Recorded data.
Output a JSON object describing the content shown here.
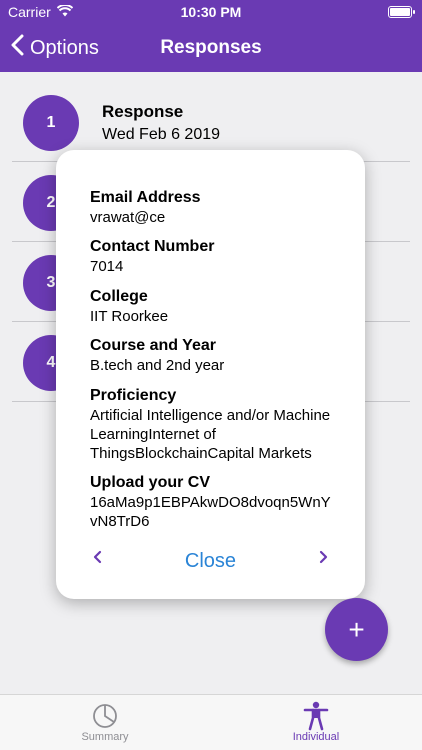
{
  "status_bar": {
    "carrier": "Carrier",
    "time": "10:30 PM"
  },
  "nav": {
    "back_label": "Options",
    "title": "Responses"
  },
  "rows": [
    {
      "number": "1",
      "title": "Response",
      "date": "Wed Feb 6 2019"
    },
    {
      "number": "2"
    },
    {
      "number": "3"
    },
    {
      "number": "4"
    }
  ],
  "popup": {
    "fields": [
      {
        "label": "Email Address",
        "value": "vrawat@ce"
      },
      {
        "label": "Contact Number",
        "value": "7014"
      },
      {
        "label": "College",
        "value": "IIT Roorkee"
      },
      {
        "label": "Course and Year",
        "value": "B.tech and 2nd year"
      },
      {
        "label": "Proficiency",
        "value": "Artificial Intelligence and/or Machine LearningInternet of ThingsBlockchainCapital Markets"
      },
      {
        "label": "Upload your CV",
        "value": "16aMa9p1EBPAkwDO8dvoqn5WnYvN8TrD6"
      }
    ],
    "prev_icon": "chevron-left-icon",
    "next_icon": "chevron-right-icon",
    "close_label": "Close"
  },
  "fab": {
    "label": "+"
  },
  "tabbar": {
    "tabs": [
      {
        "label": "Summary",
        "icon": "pie-chart-icon",
        "color": "#8e8e93"
      },
      {
        "label": "Individual",
        "icon": "person-icon",
        "color": "#6a3ab3"
      }
    ]
  },
  "colors": {
    "primary": "#6a3ab3",
    "link": "#2a84d6"
  }
}
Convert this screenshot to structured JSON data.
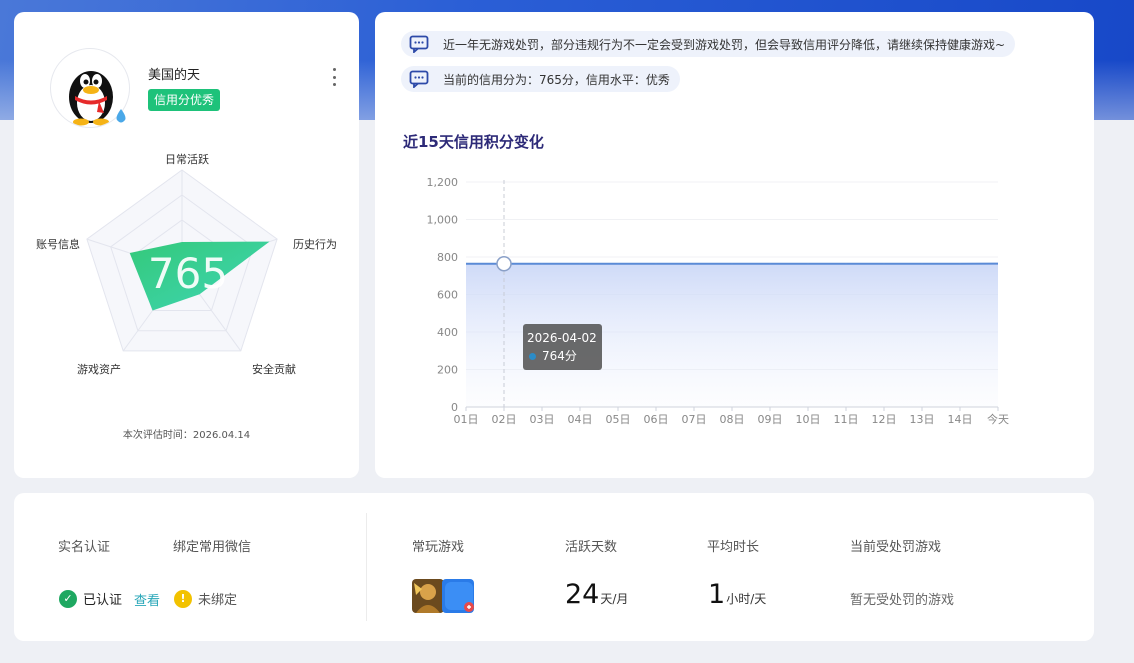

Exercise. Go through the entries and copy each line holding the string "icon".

Written solution.
    "prev_icon": "chevron-left-icon",
    "next_icon": "chevron-right-icon",
        "icon": "pie-chart-icon",
        "icon": "person-icon",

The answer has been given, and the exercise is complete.